§ **AIM OF THE EXERCISE**: An exact copy of all the data is the expected answer.

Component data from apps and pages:
::::

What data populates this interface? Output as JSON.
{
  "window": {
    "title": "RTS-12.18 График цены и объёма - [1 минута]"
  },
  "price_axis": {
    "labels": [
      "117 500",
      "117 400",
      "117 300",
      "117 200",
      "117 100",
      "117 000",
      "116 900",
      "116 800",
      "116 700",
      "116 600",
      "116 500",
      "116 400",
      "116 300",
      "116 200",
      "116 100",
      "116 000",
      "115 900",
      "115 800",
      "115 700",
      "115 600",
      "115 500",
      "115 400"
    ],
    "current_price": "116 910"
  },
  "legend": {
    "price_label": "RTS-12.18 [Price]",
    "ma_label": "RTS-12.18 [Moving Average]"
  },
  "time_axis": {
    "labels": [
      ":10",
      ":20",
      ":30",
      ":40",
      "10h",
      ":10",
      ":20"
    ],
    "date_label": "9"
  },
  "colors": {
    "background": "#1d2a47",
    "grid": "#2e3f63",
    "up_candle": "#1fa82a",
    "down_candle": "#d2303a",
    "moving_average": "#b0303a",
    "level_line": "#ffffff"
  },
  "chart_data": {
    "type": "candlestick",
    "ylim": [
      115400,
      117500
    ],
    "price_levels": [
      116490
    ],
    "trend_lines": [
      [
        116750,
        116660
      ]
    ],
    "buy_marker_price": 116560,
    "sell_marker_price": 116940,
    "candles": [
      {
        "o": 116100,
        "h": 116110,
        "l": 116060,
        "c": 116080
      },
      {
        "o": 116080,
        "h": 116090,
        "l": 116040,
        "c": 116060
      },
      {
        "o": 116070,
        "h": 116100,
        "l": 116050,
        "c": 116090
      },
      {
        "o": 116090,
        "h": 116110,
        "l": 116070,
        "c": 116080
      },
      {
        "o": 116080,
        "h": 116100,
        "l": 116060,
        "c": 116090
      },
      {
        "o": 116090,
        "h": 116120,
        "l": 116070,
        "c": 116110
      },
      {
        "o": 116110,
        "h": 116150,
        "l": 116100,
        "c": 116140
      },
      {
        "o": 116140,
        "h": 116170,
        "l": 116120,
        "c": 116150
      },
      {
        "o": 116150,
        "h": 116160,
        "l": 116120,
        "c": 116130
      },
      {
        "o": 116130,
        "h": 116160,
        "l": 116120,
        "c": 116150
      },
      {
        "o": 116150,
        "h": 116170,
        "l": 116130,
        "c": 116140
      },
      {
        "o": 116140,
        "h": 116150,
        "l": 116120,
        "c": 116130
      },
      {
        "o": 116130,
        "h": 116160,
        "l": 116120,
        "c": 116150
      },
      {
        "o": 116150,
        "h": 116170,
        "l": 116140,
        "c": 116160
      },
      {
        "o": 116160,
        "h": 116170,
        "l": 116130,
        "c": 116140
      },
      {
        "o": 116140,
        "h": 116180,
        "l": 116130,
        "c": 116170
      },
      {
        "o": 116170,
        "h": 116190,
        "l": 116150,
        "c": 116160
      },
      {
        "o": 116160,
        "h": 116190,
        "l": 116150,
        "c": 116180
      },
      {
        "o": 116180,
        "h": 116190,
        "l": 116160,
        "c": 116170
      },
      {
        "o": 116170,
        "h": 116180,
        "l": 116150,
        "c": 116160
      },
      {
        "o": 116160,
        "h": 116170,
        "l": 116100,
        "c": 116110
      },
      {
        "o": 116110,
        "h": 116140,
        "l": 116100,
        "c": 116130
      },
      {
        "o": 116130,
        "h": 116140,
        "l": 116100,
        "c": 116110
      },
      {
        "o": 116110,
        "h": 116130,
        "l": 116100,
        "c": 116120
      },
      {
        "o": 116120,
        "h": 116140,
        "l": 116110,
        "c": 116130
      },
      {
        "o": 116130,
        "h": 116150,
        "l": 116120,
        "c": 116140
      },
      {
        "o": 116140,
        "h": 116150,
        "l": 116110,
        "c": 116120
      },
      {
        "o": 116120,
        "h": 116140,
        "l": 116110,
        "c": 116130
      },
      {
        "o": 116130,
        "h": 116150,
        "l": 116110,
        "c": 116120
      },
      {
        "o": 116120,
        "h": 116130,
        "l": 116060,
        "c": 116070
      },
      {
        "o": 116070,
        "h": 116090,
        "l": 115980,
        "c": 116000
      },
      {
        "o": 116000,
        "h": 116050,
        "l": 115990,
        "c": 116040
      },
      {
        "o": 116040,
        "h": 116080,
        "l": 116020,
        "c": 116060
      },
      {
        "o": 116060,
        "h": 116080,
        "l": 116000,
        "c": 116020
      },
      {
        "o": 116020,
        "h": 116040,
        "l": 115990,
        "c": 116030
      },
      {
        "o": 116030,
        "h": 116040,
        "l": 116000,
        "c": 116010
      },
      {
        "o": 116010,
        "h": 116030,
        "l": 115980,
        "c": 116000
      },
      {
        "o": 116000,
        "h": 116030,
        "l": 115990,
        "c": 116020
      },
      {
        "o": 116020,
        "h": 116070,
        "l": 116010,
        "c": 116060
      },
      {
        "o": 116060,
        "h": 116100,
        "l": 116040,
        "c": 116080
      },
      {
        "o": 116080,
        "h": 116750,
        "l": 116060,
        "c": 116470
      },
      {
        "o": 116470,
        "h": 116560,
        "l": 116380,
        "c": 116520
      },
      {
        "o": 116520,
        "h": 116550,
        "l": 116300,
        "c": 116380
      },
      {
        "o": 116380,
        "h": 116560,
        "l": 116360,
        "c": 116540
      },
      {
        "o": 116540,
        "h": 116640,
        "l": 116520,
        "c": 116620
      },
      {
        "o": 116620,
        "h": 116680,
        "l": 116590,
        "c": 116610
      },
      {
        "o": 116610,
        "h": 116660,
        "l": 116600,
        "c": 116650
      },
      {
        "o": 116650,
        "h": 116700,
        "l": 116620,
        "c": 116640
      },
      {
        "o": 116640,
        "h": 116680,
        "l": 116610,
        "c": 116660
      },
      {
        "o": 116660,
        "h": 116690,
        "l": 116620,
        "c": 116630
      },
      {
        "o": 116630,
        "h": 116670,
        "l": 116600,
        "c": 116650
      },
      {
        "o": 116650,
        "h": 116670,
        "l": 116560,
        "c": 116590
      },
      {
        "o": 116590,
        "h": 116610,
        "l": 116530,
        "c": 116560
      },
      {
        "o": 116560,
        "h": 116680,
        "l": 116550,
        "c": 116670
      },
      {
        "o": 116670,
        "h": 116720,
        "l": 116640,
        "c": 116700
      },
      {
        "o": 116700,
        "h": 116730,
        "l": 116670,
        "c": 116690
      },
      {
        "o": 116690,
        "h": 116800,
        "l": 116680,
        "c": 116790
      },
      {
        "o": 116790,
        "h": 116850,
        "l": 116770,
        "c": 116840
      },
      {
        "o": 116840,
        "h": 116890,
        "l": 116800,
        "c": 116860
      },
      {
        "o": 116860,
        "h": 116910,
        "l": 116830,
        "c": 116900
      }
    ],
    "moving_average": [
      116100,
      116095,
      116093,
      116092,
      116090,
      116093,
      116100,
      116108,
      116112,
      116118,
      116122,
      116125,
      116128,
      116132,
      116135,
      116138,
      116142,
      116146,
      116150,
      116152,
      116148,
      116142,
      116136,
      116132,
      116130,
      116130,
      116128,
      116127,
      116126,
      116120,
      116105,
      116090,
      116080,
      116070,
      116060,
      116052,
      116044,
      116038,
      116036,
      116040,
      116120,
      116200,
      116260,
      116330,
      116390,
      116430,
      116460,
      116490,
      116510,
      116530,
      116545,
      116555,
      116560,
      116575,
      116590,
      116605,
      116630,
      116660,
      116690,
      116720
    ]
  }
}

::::

§ **EXERCISE OUTPUT**:
What data populates this interface? Output as JSON.
{
  "window": {
    "title": "RTS-12.18 График цены и объёма - [1 минута]"
  },
  "price_axis": {
    "labels": [
      "117 500",
      "117 400",
      "117 300",
      "117 200",
      "117 100",
      "117 000",
      "116 900",
      "116 800",
      "116 700",
      "116 600",
      "116 500",
      "116 400",
      "116 300",
      "116 200",
      "116 100",
      "116 000",
      "115 900",
      "115 800",
      "115 700",
      "115 600",
      "115 500",
      "115 400"
    ],
    "current_price": "116 910"
  },
  "legend": {
    "price_label": "RTS-12.18 [Price]",
    "ma_label": "RTS-12.18 [Moving Average]"
  },
  "time_axis": {
    "labels": [
      ":10",
      ":20",
      ":30",
      ":40",
      "10h",
      ":10",
      ":20"
    ],
    "date_label": "9"
  },
  "colors": {
    "background": "#1d2a47",
    "grid": "#2e3f63",
    "up_candle": "#1fa82a",
    "down_candle": "#d2303a",
    "moving_average": "#b0303a",
    "level_line": "#ffffff"
  },
  "chart_data": {
    "type": "candlestick",
    "ylim": [
      115400,
      117500
    ],
    "price_levels": [
      116490
    ],
    "trend_lines": [
      [
        116750,
        116660
      ]
    ],
    "buy_marker_price": 116560,
    "sell_marker_price": 116940,
    "candles": [
      {
        "o": 116100,
        "h": 116110,
        "l": 116060,
        "c": 116080
      },
      {
        "o": 116080,
        "h": 116090,
        "l": 116040,
        "c": 116060
      },
      {
        "o": 116070,
        "h": 116100,
        "l": 116050,
        "c": 116090
      },
      {
        "o": 116090,
        "h": 116110,
        "l": 116070,
        "c": 116080
      },
      {
        "o": 116080,
        "h": 116100,
        "l": 116060,
        "c": 116090
      },
      {
        "o": 116090,
        "h": 116120,
        "l": 116070,
        "c": 116110
      },
      {
        "o": 116110,
        "h": 116150,
        "l": 116100,
        "c": 116140
      },
      {
        "o": 116140,
        "h": 116170,
        "l": 116120,
        "c": 116150
      },
      {
        "o": 116150,
        "h": 116160,
        "l": 116120,
        "c": 116130
      },
      {
        "o": 116130,
        "h": 116160,
        "l": 116120,
        "c": 116150
      },
      {
        "o": 116150,
        "h": 116170,
        "l": 116130,
        "c": 116140
      },
      {
        "o": 116140,
        "h": 116150,
        "l": 116120,
        "c": 116130
      },
      {
        "o": 116130,
        "h": 116160,
        "l": 116120,
        "c": 116150
      },
      {
        "o": 116150,
        "h": 116170,
        "l": 116140,
        "c": 116160
      },
      {
        "o": 116160,
        "h": 116170,
        "l": 116130,
        "c": 116140
      },
      {
        "o": 116140,
        "h": 116180,
        "l": 116130,
        "c": 116170
      },
      {
        "o": 116170,
        "h": 116190,
        "l": 116150,
        "c": 116160
      },
      {
        "o": 116160,
        "h": 116190,
        "l": 116150,
        "c": 116180
      },
      {
        "o": 116180,
        "h": 116190,
        "l": 116160,
        "c": 116170
      },
      {
        "o": 116170,
        "h": 116180,
        "l": 116150,
        "c": 116160
      },
      {
        "o": 116160,
        "h": 116170,
        "l": 116100,
        "c": 116110
      },
      {
        "o": 116110,
        "h": 116140,
        "l": 116100,
        "c": 116130
      },
      {
        "o": 116130,
        "h": 116140,
        "l": 116100,
        "c": 116110
      },
      {
        "o": 116110,
        "h": 116130,
        "l": 116100,
        "c": 116120
      },
      {
        "o": 116120,
        "h": 116140,
        "l": 116110,
        "c": 116130
      },
      {
        "o": 116130,
        "h": 116150,
        "l": 116120,
        "c": 116140
      },
      {
        "o": 116140,
        "h": 116150,
        "l": 116110,
        "c": 116120
      },
      {
        "o": 116120,
        "h": 116140,
        "l": 116110,
        "c": 116130
      },
      {
        "o": 116130,
        "h": 116150,
        "l": 116110,
        "c": 116120
      },
      {
        "o": 116120,
        "h": 116130,
        "l": 116060,
        "c": 116070
      },
      {
        "o": 116070,
        "h": 116090,
        "l": 115980,
        "c": 116000
      },
      {
        "o": 116000,
        "h": 116050,
        "l": 115990,
        "c": 116040
      },
      {
        "o": 116040,
        "h": 116080,
        "l": 116020,
        "c": 116060
      },
      {
        "o": 116060,
        "h": 116080,
        "l": 116000,
        "c": 116020
      },
      {
        "o": 116020,
        "h": 116040,
        "l": 115990,
        "c": 116030
      },
      {
        "o": 116030,
        "h": 116040,
        "l": 116000,
        "c": 116010
      },
      {
        "o": 116010,
        "h": 116030,
        "l": 115980,
        "c": 116000
      },
      {
        "o": 116000,
        "h": 116030,
        "l": 115990,
        "c": 116020
      },
      {
        "o": 116020,
        "h": 116070,
        "l": 116010,
        "c": 116060
      },
      {
        "o": 116060,
        "h": 116100,
        "l": 116040,
        "c": 116080
      },
      {
        "o": 116080,
        "h": 116750,
        "l": 116060,
        "c": 116470
      },
      {
        "o": 116470,
        "h": 116560,
        "l": 116380,
        "c": 116520
      },
      {
        "o": 116520,
        "h": 116550,
        "l": 116300,
        "c": 116380
      },
      {
        "o": 116380,
        "h": 116560,
        "l": 116360,
        "c": 116540
      },
      {
        "o": 116540,
        "h": 116640,
        "l": 116520,
        "c": 116620
      },
      {
        "o": 116620,
        "h": 116680,
        "l": 116590,
        "c": 116610
      },
      {
        "o": 116610,
        "h": 116660,
        "l": 116600,
        "c": 116650
      },
      {
        "o": 116650,
        "h": 116700,
        "l": 116620,
        "c": 116640
      },
      {
        "o": 116640,
        "h": 116680,
        "l": 116610,
        "c": 116660
      },
      {
        "o": 116660,
        "h": 116690,
        "l": 116620,
        "c": 116630
      },
      {
        "o": 116630,
        "h": 116670,
        "l": 116600,
        "c": 116650
      },
      {
        "o": 116650,
        "h": 116670,
        "l": 116560,
        "c": 116590
      },
      {
        "o": 116590,
        "h": 116610,
        "l": 116530,
        "c": 116560
      },
      {
        "o": 116560,
        "h": 116680,
        "l": 116550,
        "c": 116670
      },
      {
        "o": 116670,
        "h": 116720,
        "l": 116640,
        "c": 116700
      },
      {
        "o": 116700,
        "h": 116730,
        "l": 116670,
        "c": 116690
      },
      {
        "o": 116690,
        "h": 116800,
        "l": 116680,
        "c": 116790
      },
      {
        "o": 116790,
        "h": 116850,
        "l": 116770,
        "c": 116840
      },
      {
        "o": 116840,
        "h": 116890,
        "l": 116800,
        "c": 116860
      },
      {
        "o": 116860,
        "h": 116910,
        "l": 116830,
        "c": 116900
      }
    ],
    "moving_average": [
      116100,
      116095,
      116093,
      116092,
      116090,
      116093,
      116100,
      116108,
      116112,
      116118,
      116122,
      116125,
      116128,
      116132,
      116135,
      116138,
      116142,
      116146,
      116150,
      116152,
      116148,
      116142,
      116136,
      116132,
      116130,
      116130,
      116128,
      116127,
      116126,
      116120,
      116105,
      116090,
      116080,
      116070,
      116060,
      116052,
      116044,
      116038,
      116036,
      116040,
      116120,
      116200,
      116260,
      116330,
      116390,
      116430,
      116460,
      116490,
      116510,
      116530,
      116545,
      116555,
      116560,
      116575,
      116590,
      116605,
      116630,
      116660,
      116690,
      116720
    ]
  }
}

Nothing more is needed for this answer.